* **TASK TO COMPLETE**
What lines in the records below hold the string "Working"? Please show them.

(Records drawn from a dataset)
##############################
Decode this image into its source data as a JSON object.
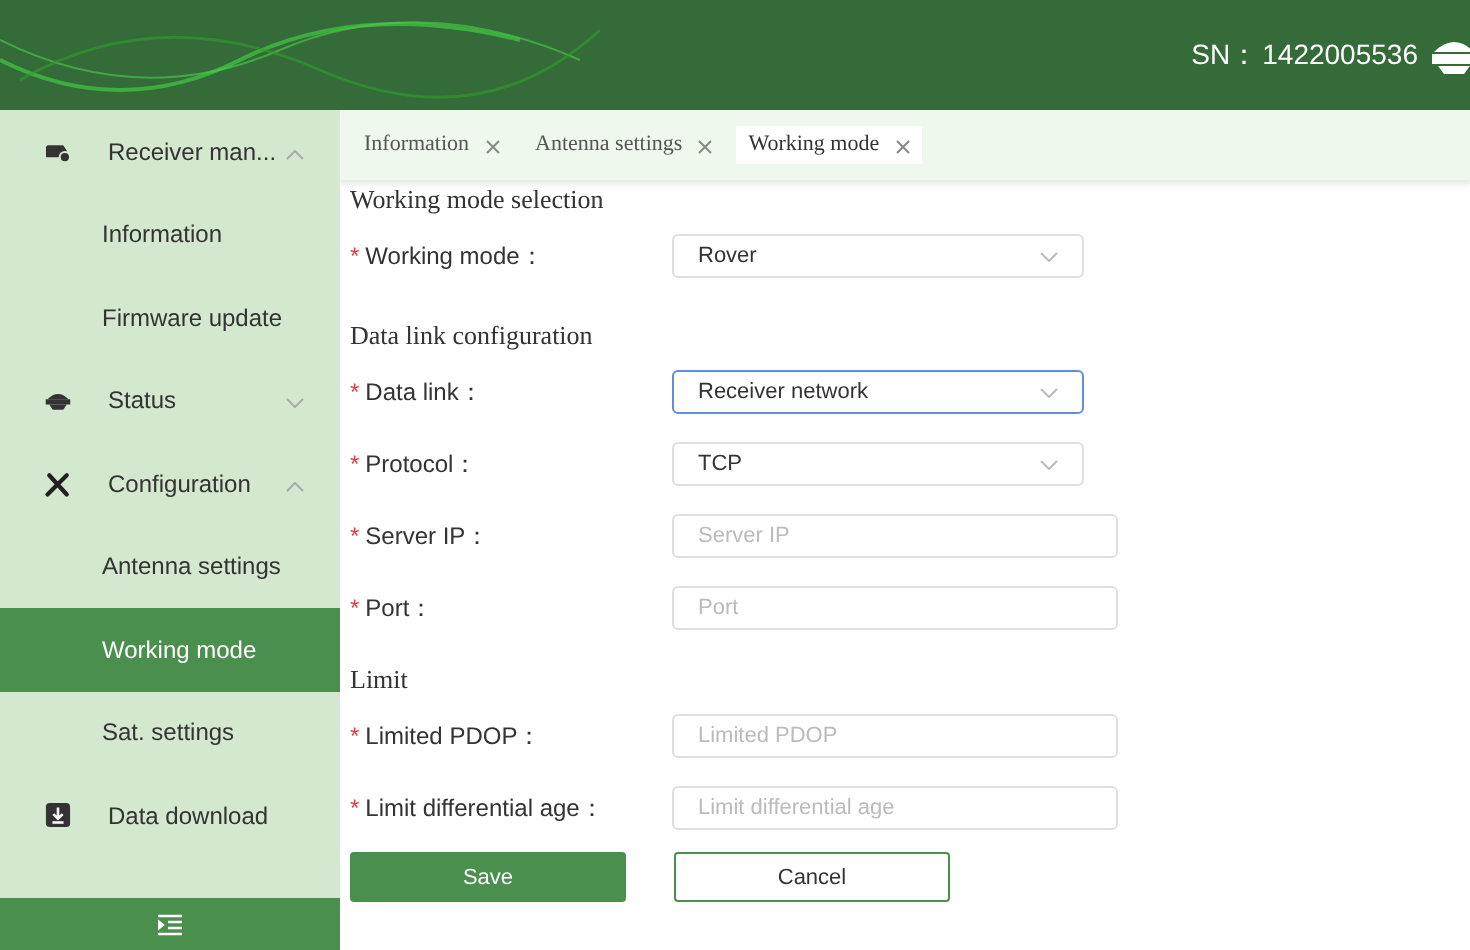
{
  "header": {
    "serial_label": "SN：",
    "serial_number": "1422005536"
  },
  "sidebar": {
    "items": [
      {
        "kind": "group",
        "label": "Receiver man...",
        "expanded": true,
        "children": [
          {
            "label": "Information",
            "selected": false
          },
          {
            "label": "Firmware update",
            "selected": false
          }
        ]
      },
      {
        "kind": "group",
        "label": "Status",
        "expanded": false
      },
      {
        "kind": "group",
        "label": "Configuration",
        "expanded": true,
        "children": [
          {
            "label": "Antenna settings",
            "selected": false
          },
          {
            "label": "Working mode",
            "selected": true
          },
          {
            "label": "Sat. settings",
            "selected": false
          }
        ]
      },
      {
        "kind": "link",
        "label": "Data download"
      }
    ]
  },
  "tabs": [
    {
      "label": "Information",
      "selected": false
    },
    {
      "label": "Antenna settings",
      "selected": false
    },
    {
      "label": "Working mode",
      "selected": true
    }
  ],
  "sections": [
    {
      "title": "Working mode selection",
      "fields": [
        {
          "mark": "*",
          "label": "Working mode：",
          "kind": "select",
          "value": "Rover",
          "focused": false
        }
      ]
    },
    {
      "title": "Data link configuration",
      "fields": [
        {
          "mark": "*",
          "label": "Data link：",
          "kind": "select",
          "value": "Receiver network",
          "focused": true
        },
        {
          "mark": "*",
          "label": "Protocol：",
          "kind": "select",
          "value": "TCP",
          "focused": false
        },
        {
          "mark": "*",
          "label": "Server IP：",
          "kind": "text",
          "placeholder": "Server IP",
          "focused": false
        },
        {
          "mark": "*",
          "label": "Port：",
          "kind": "text",
          "placeholder": "Port",
          "focused": false
        }
      ]
    },
    {
      "title": "Limit",
      "fields": [
        {
          "mark": "*",
          "label": "Limited PDOP：",
          "kind": "text",
          "placeholder": "Limited PDOP",
          "focused": false
        },
        {
          "mark": "*",
          "label": "Limit differential age：",
          "kind": "text",
          "placeholder": "Limit differential age",
          "focused": false
        }
      ]
    }
  ],
  "buttons": [
    {
      "label": "Save",
      "kind": "primary"
    },
    {
      "label": "Cancel",
      "kind": "secondary"
    }
  ]
}
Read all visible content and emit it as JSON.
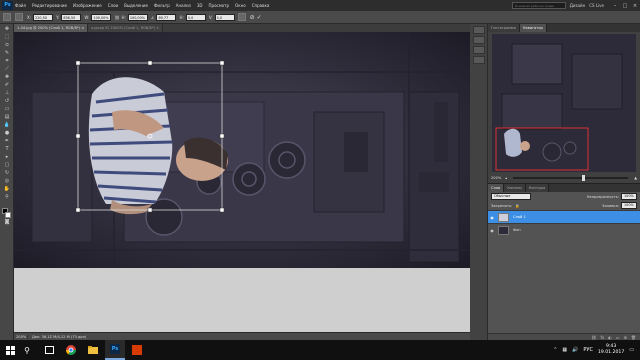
{
  "app": {
    "logo": "Ps"
  },
  "menu": [
    "Файл",
    "Редактирование",
    "Изображение",
    "Слои",
    "Выделение",
    "Фильтр",
    "Анализ",
    "3D",
    "Просмотр",
    "Окно",
    "Справка"
  ],
  "workspace": {
    "search_placeholder": "Основная рабочая среда",
    "label": "Дизайн",
    "cs_live": "CS Live"
  },
  "options_bar": {
    "x": "220,50 пикс",
    "y": "836,50 пикс",
    "w": "100,00%",
    "h": "100,00%",
    "angle": "89,77",
    "h_skew": "0,0",
    "v_skew": "0,0",
    "labels": {
      "x": "X:",
      "y": "Y:",
      "w": "W:",
      "h": "H:",
      "angle": "∠",
      "skew_h": "H:",
      "skew_v": "V:"
    }
  },
  "document_tabs": [
    {
      "label": "1-44.jpg @ 200% (Слой 1, RGB/8*) ×",
      "active": true
    },
    {
      "label": "курсор Ю 2000% (Слой 1, RGB/8*) ×",
      "active": false
    }
  ],
  "status": {
    "zoom": "200%",
    "doc": "Док: 36,1Z М/4,12 М (73 дол)"
  },
  "navigator": {
    "tabs": [
      "Гистограмма",
      "Навигатор"
    ],
    "active_tab": 1,
    "zoom": "200%"
  },
  "layers": {
    "tabs": [
      "Слои",
      "Каналы",
      "Контуры"
    ],
    "active_tab": 0,
    "blend_mode": "Обычные",
    "opacity_label": "Непрозрачность:",
    "opacity": "100%",
    "lock_label": "Закрепить:",
    "fill_label": "Заливка:",
    "fill": "100%",
    "items": [
      {
        "name": "Слой 1",
        "selected": true
      },
      {
        "name": "Фон",
        "selected": false
      }
    ]
  },
  "taskbar": {
    "tray_lang": "РУС",
    "time": "9:43",
    "date": "19.01.2017"
  },
  "colors": {
    "accent": "#3d8fe6",
    "selection_frame": "#e03030",
    "canvas_bg": "#2b2a3a"
  }
}
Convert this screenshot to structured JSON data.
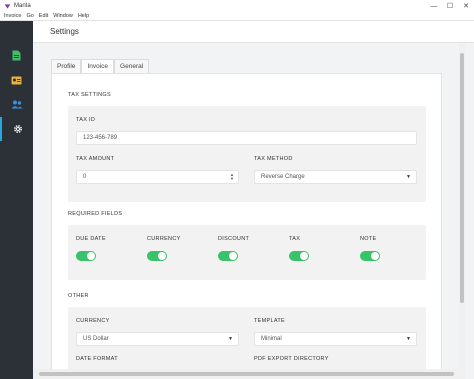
{
  "window": {
    "title": "Manta",
    "controls": [
      "—",
      "☐",
      "✕"
    ]
  },
  "menu": [
    "Invoice",
    "Go",
    "Edit",
    "Window",
    "Help"
  ],
  "sidebar": {
    "items": [
      {
        "icon": "invoice-icon",
        "active": false
      },
      {
        "icon": "contacts-card-icon",
        "active": false
      },
      {
        "icon": "users-icon",
        "active": false
      },
      {
        "icon": "gear-icon",
        "active": true
      }
    ],
    "accent": "#26a8de"
  },
  "header": {
    "title": "Settings"
  },
  "tabs": [
    {
      "label": "Profile",
      "active": false
    },
    {
      "label": "Invoice",
      "active": true
    },
    {
      "label": "General",
      "active": false
    }
  ],
  "tax_settings": {
    "title": "TAX SETTINGS",
    "tax_id": {
      "label": "TAX ID",
      "value": "123-456-789"
    },
    "tax_amount": {
      "label": "TAX AMOUNT",
      "value": "0"
    },
    "tax_method": {
      "label": "TAX METHOD",
      "value": "Reverse Charge"
    }
  },
  "required_fields": {
    "title": "REQUIRED FIELDS",
    "items": [
      {
        "label": "DUE DATE",
        "on": true
      },
      {
        "label": "CURRENCY",
        "on": true
      },
      {
        "label": "DISCOUNT",
        "on": true
      },
      {
        "label": "TAX",
        "on": true
      },
      {
        "label": "NOTE",
        "on": true
      }
    ],
    "toggle_color": "#38c26a"
  },
  "other": {
    "title": "OTHER",
    "currency": {
      "label": "CURRENCY",
      "value": "US Dollar"
    },
    "template": {
      "label": "TEMPLATE",
      "value": "Minimal"
    },
    "date_format": {
      "label": "DATE FORMAT"
    },
    "pdf_export_directory": {
      "label": "PDF EXPORT DIRECTORY"
    }
  }
}
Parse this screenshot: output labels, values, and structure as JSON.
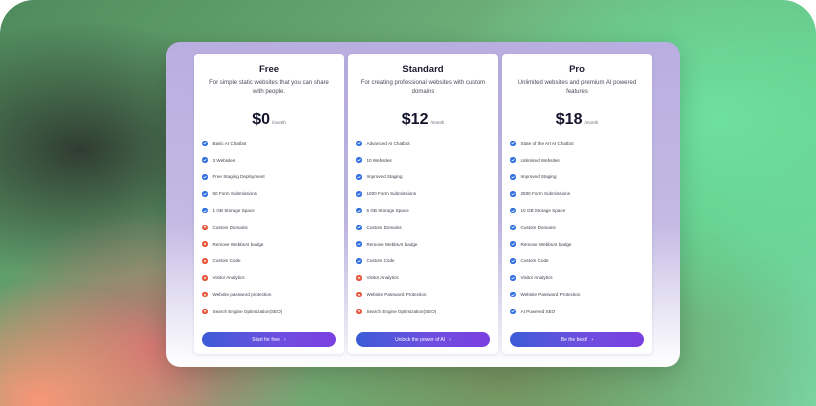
{
  "colors": {
    "check": "#2f6fe0",
    "cross": "#e4553a",
    "button_start": "#3d5bd6",
    "button_end": "#7b3fe0"
  },
  "plans": [
    {
      "name": "Free",
      "description": "For simple static websites that you can share with people.",
      "price": "$0",
      "period": "/month",
      "features": [
        {
          "label": "Basic AI Chatbot",
          "included": true,
          "icon": "check-icon"
        },
        {
          "label": "3 Websites",
          "included": true,
          "icon": "check-icon"
        },
        {
          "label": "Free Staging Deployment",
          "included": true,
          "icon": "check-icon"
        },
        {
          "label": "50 Form Submissions",
          "included": true,
          "icon": "check-icon"
        },
        {
          "label": "1 GB Storage Space",
          "included": true,
          "icon": "check-icon"
        },
        {
          "label": "Custom Domains",
          "included": false,
          "icon": "cross-icon"
        },
        {
          "label": "Remove WebbsAI badge",
          "included": false,
          "icon": "cross-icon"
        },
        {
          "label": "Custom Code",
          "included": false,
          "icon": "cross-icon"
        },
        {
          "label": "Visitor Analytics",
          "included": false,
          "icon": "cross-icon"
        },
        {
          "label": "Website password protection",
          "included": false,
          "icon": "cross-icon"
        },
        {
          "label": "Search Engine Optimization(SEO)",
          "included": false,
          "icon": "cross-icon"
        }
      ],
      "cta": "Start for free",
      "cta_icon": "chevron-right-icon"
    },
    {
      "name": "Standard",
      "description": "For creating professional websites with custom domains",
      "price": "$12",
      "period": "/month",
      "features": [
        {
          "label": "Advanced AI Chatbot",
          "included": true,
          "icon": "check-icon"
        },
        {
          "label": "10 Websites",
          "included": true,
          "icon": "check-icon"
        },
        {
          "label": "Improved Staging",
          "included": true,
          "icon": "check-icon"
        },
        {
          "label": "1000 Form Submissions",
          "included": true,
          "icon": "check-icon"
        },
        {
          "label": "5 GB Storage Space",
          "included": true,
          "icon": "check-icon"
        },
        {
          "label": "Custom Domains",
          "included": true,
          "icon": "check-icon"
        },
        {
          "label": "Remove WebbsAI badge",
          "included": true,
          "icon": "check-icon"
        },
        {
          "label": "Custom Code",
          "included": true,
          "icon": "check-icon"
        },
        {
          "label": "Visitor Analytics",
          "included": false,
          "icon": "cross-icon"
        },
        {
          "label": "Website Password Protection",
          "included": false,
          "icon": "cross-icon"
        },
        {
          "label": "Search Engine Optimization(SEO)",
          "included": false,
          "icon": "cross-icon"
        }
      ],
      "cta": "Unlock the power of AI",
      "cta_icon": "chevron-right-icon"
    },
    {
      "name": "Pro",
      "description": "Unlimited websites and premium AI powered features",
      "price": "$18",
      "period": "/month",
      "features": [
        {
          "label": "State of the Art AI Chatbot",
          "included": true,
          "icon": "check-icon"
        },
        {
          "label": "Unlimited Websites",
          "included": true,
          "icon": "check-icon"
        },
        {
          "label": "Improved Staging",
          "included": true,
          "icon": "check-icon"
        },
        {
          "label": "2500 Form Submissions",
          "included": true,
          "icon": "check-icon"
        },
        {
          "label": "10 GB Storage Space",
          "included": true,
          "icon": "check-icon"
        },
        {
          "label": "Custom Domains",
          "included": true,
          "icon": "check-icon"
        },
        {
          "label": "Remove WebbsAI badge",
          "included": true,
          "icon": "check-icon"
        },
        {
          "label": "Custom Code",
          "included": true,
          "icon": "check-icon"
        },
        {
          "label": "Visitor Analytics",
          "included": true,
          "icon": "check-icon"
        },
        {
          "label": "Website Password Protection",
          "included": true,
          "icon": "check-icon"
        },
        {
          "label": "AI Powered SEO",
          "included": true,
          "icon": "check-icon"
        }
      ],
      "cta": "Be the best!",
      "cta_icon": "chevron-right-icon"
    }
  ]
}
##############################
* **EXERCISE SOLUTION**
            "label": "Working mode",
      "label": "Working mode",
      "title": "Working mode selection",
          "label": "Working mode：",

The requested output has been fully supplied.